Jazz is a musical form, often involving improvisation, that developed in the United States in the early 20th century. It is a fusion of African rhythms, European harmonic structure, and other musical influences. New Orleans, near the mouth of the Mississippi River, played a key role in the development of jazz. The city's diverse population of African Americans, French, Caribbean, Italian, German, Mexican, American Indian, and English ancestry interacted with each other and created a unique musical environment.
African American musical traditions mixed with others and jazz gradually emerged from a mix of ragtime, marches, blues and other types of music. Initially, jazz was mostly for dancing. Later on, people began to sit and listen to jazz performances. The evolution of jazz was led by a series of brilliant musicians such as Louis Armstrong, Duke Ellington, Charlie Parker and Miles Davis.
Jazz developed a number of different styles including traditional jazz, swing, bebop, fresh jazz and jazz rock. Where did jazz originate from? Jazz originated in New Orleans in the second half of the 19th century. The city was a port city with people coming from all over the world who socialized and shared their music. African slaves were even allowed to own drums which added to the mix of musical influences. Jazz is characterized by syncopated rhythms, polyphonic ensembles, varying degrees of improvisation, often deliberate deviations in tone and the use of original timbres. In 2001, the documentary Jazz by Ken Burns premiered on PBS with Wynton Marsalis and other experts reviewing the entire history of American jazz up to that point.

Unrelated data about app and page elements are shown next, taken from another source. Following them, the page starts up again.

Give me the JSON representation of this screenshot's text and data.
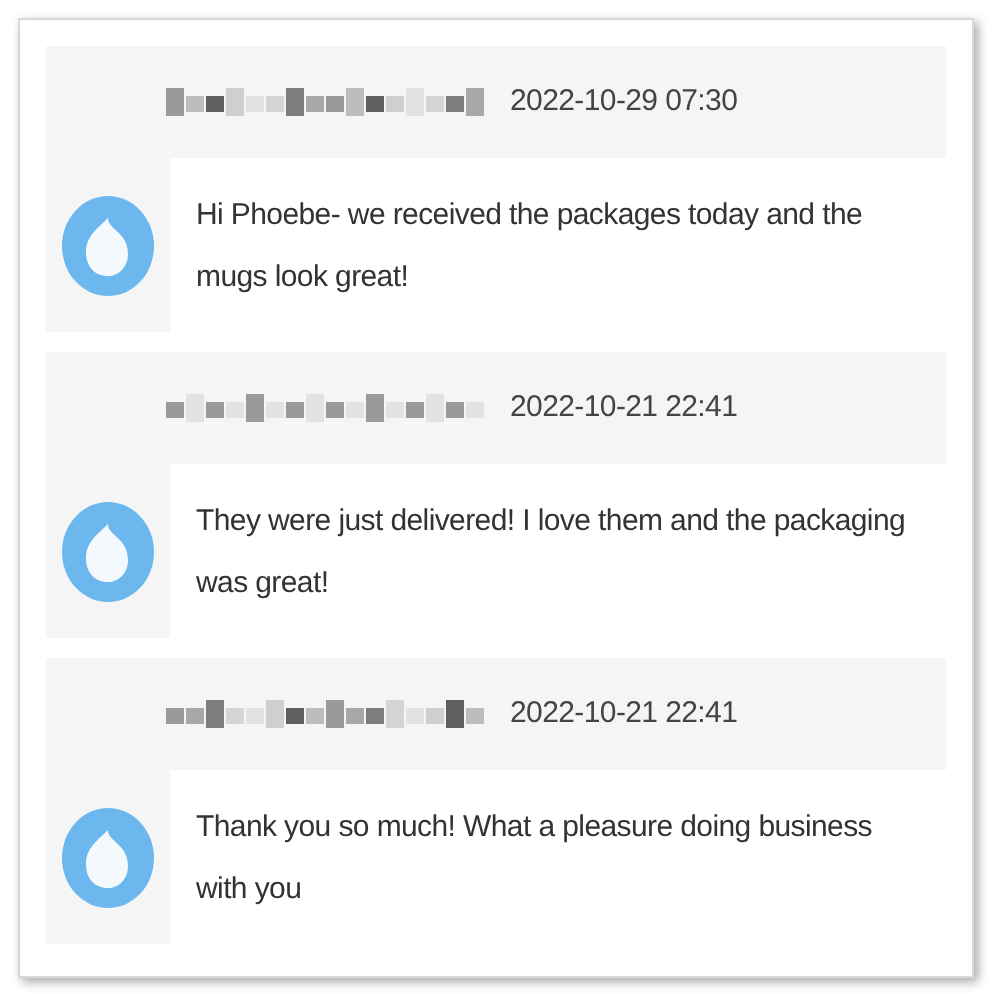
{
  "messages": [
    {
      "time": "2022-10-29 07:30",
      "text": "Hi Phoebe- we received the packages today and the mugs look great!"
    },
    {
      "time": "2022-10-21 22:41",
      "text": "They were just delivered! I love them and the packaging was great!"
    },
    {
      "time": "2022-10-21 22:41",
      "text": "Thank you so much! What a pleasure doing business with you"
    }
  ]
}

Jazz musicians like to play their songs in their own different styles so you can listen to a dozen different jazz recordings of the same song but each one will sound different. The most prominent in the beginning of the sacred jazz-movement were pianist and composer Mary Lou Williams known for her jazz masses in the 1950s and Duke Ellington. At this point jazz from the 20s and 30s was already beginning to give way to the Big Band era although musicians such as Ellington and Armstrong would continue to develop jazzy until their death. Acid jazz often contains several types of electronic composition but it is just as likely to be played live by musicians who often show the interpretation of jazz as part of their performance. Since only a limited number of American jazz records were released in Europe European jazz has many of its roots in American artists such as James Reese Europe Paul Whiteman and Lonnie Johnson who visited Europe during and after the First World War. In the early 1980s a commercial form of jazz fusion called smooth jazz succeeded garnering significant radio coverage. In the 1980s in addition to Wynton and Branford Marsalis pianists such as Donald Brown Mulgrew Miller and later Benny Green bassists such as Charles Fambrough Lonnie Plaxico (and later Peter Washington and Essiet Essiet) trumpeters such as Bill Pierce Donald Harrison and later Javon Jackson and Terence Blanchard emerged as talented jazz musicians all of whom made important contributions in the 1990s and 2000s. Contemporaries of the young Jazz Messengers including Roy Hargrove Marcus Roberts Wallace Roney and Mark Whitfield were also influenced by Wynton Marsalis' emphasis on jazz tradition.
But critic Joachim-Ernst Berendt argues that his terms of reference and definition should be broader defining jazz as a form of artistic music that originated in the United States through the confrontation of blacks with European music. The jazz era culminated with the historic Benny Goodman concert of 1938 at Carnegie Hall which brought together musicians of various ethnicities to play jazz inside this sacred hall. It ranges from the combination of live instrumentation with the rhythms of house jazz (as exemplified by St Germain Jazzanova and Fila Brazillia) to improvised jazz more based on bands with electronic elements (for example The Cinematic Orchestra Kobol and the future Norwegian jazzstyle initiated by Bugge Wesseltoft Jaga Jazzist and Nils Petter Molvær). Pianist Brad Mehldau and The Bad Plus have explored contemporary rock music in the context of the traditional jazz acoustic piano trio recording instrumental jazz versions of songs by rock musicians. Others say it happened in 1917 when Nick LaRocca and his Original Dixieland Jazz Band recorded the first jazz album Livery Stable Blues. Handy's musical career began in the pre-jazz era and contributed to the codification of jazz through the publication of some of the first jazz scores.